- WORK ORDER: Word-for-word reproduction, images excluded: copy every entry below.

....

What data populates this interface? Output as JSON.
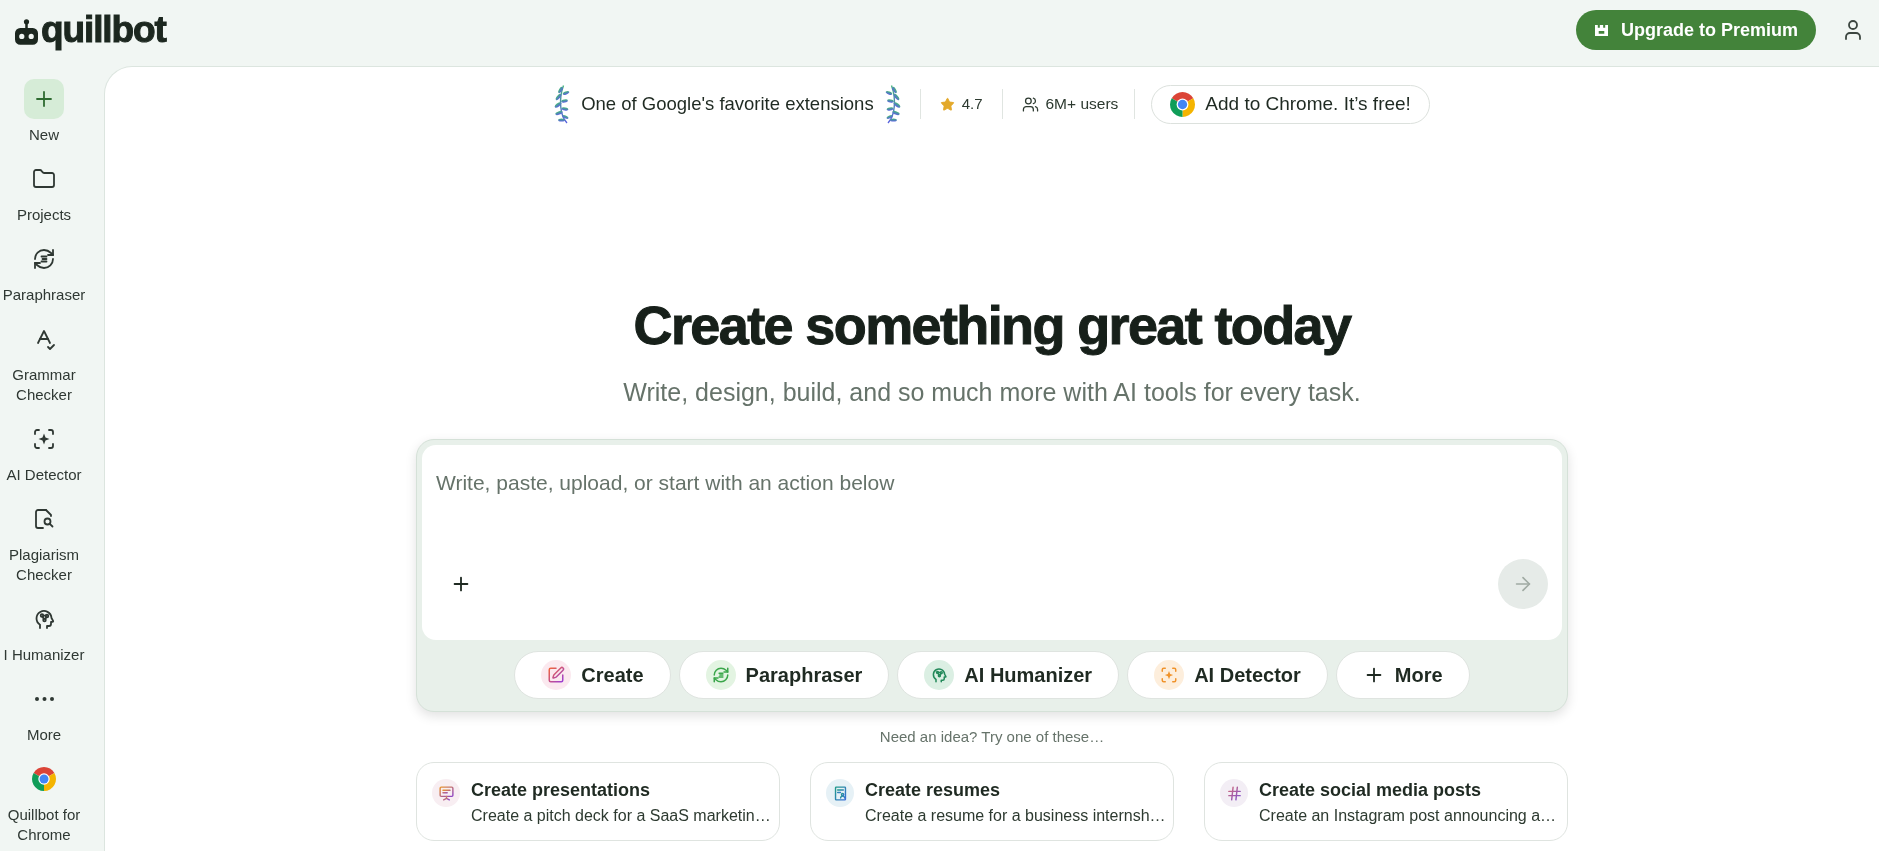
{
  "header": {
    "logo": "quillbot",
    "upgrade_button": "Upgrade to Premium"
  },
  "sidebar": {
    "items": [
      {
        "label": "New",
        "kind": "action"
      },
      {
        "label": "Projects",
        "kind": "nav"
      },
      {
        "label": "Paraphraser",
        "kind": "nav"
      },
      {
        "label": "Grammar Checker",
        "kind": "nav"
      },
      {
        "label": "AI Detector",
        "kind": "nav"
      },
      {
        "label": "Plagiarism Checker",
        "kind": "nav"
      },
      {
        "label": "I Humanizer",
        "kind": "nav"
      },
      {
        "label": "More",
        "kind": "nav"
      },
      {
        "label": "Quillbot for Chrome",
        "kind": "nav"
      }
    ]
  },
  "banner": {
    "award": "One of Google's favorite extensions",
    "rating": "4.7",
    "users": "6M+ users",
    "chrome_button": "Add to Chrome. It’s free!"
  },
  "hero": {
    "title": "Create something great today",
    "subtitle": "Write, design, build, and so much more with AI tools for every task."
  },
  "composer": {
    "placeholder": "Write, paste, upload, or start with an action below",
    "actions": [
      {
        "label": "Create"
      },
      {
        "label": "Paraphraser"
      },
      {
        "label": "AI Humanizer"
      },
      {
        "label": "AI Detector"
      },
      {
        "label": "More"
      }
    ]
  },
  "suggestions": {
    "heading": "Need an idea? Try one of these…",
    "cards": [
      {
        "title": "Create presentations",
        "description": "Create a pitch deck for a SaaS marketin…"
      },
      {
        "title": "Create resumes",
        "description": "Create a resume for a business internsh…"
      },
      {
        "title": "Create social media posts",
        "description": "Create an Instagram post announcing a…"
      }
    ]
  }
}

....

- RESULT OF THIS EXERCISE:
What data populates this interface? Output as JSON.
{
  "header": {
    "logo": "quillbot",
    "upgrade_button": "Upgrade to Premium"
  },
  "sidebar": {
    "items": [
      {
        "label": "New",
        "kind": "action"
      },
      {
        "label": "Projects",
        "kind": "nav"
      },
      {
        "label": "Paraphraser",
        "kind": "nav"
      },
      {
        "label": "Grammar Checker",
        "kind": "nav"
      },
      {
        "label": "AI Detector",
        "kind": "nav"
      },
      {
        "label": "Plagiarism Checker",
        "kind": "nav"
      },
      {
        "label": "I Humanizer",
        "kind": "nav"
      },
      {
        "label": "More",
        "kind": "nav"
      },
      {
        "label": "Quillbot for Chrome",
        "kind": "nav"
      }
    ]
  },
  "banner": {
    "award": "One of Google's favorite extensions",
    "rating": "4.7",
    "users": "6M+ users",
    "chrome_button": "Add to Chrome. It’s free!"
  },
  "hero": {
    "title": "Create something great today",
    "subtitle": "Write, design, build, and so much more with AI tools for every task."
  },
  "composer": {
    "placeholder": "Write, paste, upload, or start with an action below",
    "actions": [
      {
        "label": "Create"
      },
      {
        "label": "Paraphraser"
      },
      {
        "label": "AI Humanizer"
      },
      {
        "label": "AI Detector"
      },
      {
        "label": "More"
      }
    ]
  },
  "suggestions": {
    "heading": "Need an idea? Try one of these…",
    "cards": [
      {
        "title": "Create presentations",
        "description": "Create a pitch deck for a SaaS marketin…"
      },
      {
        "title": "Create resumes",
        "description": "Create a resume for a business internsh…"
      },
      {
        "title": "Create social media posts",
        "description": "Create an Instagram post announcing a…"
      }
    ]
  }
}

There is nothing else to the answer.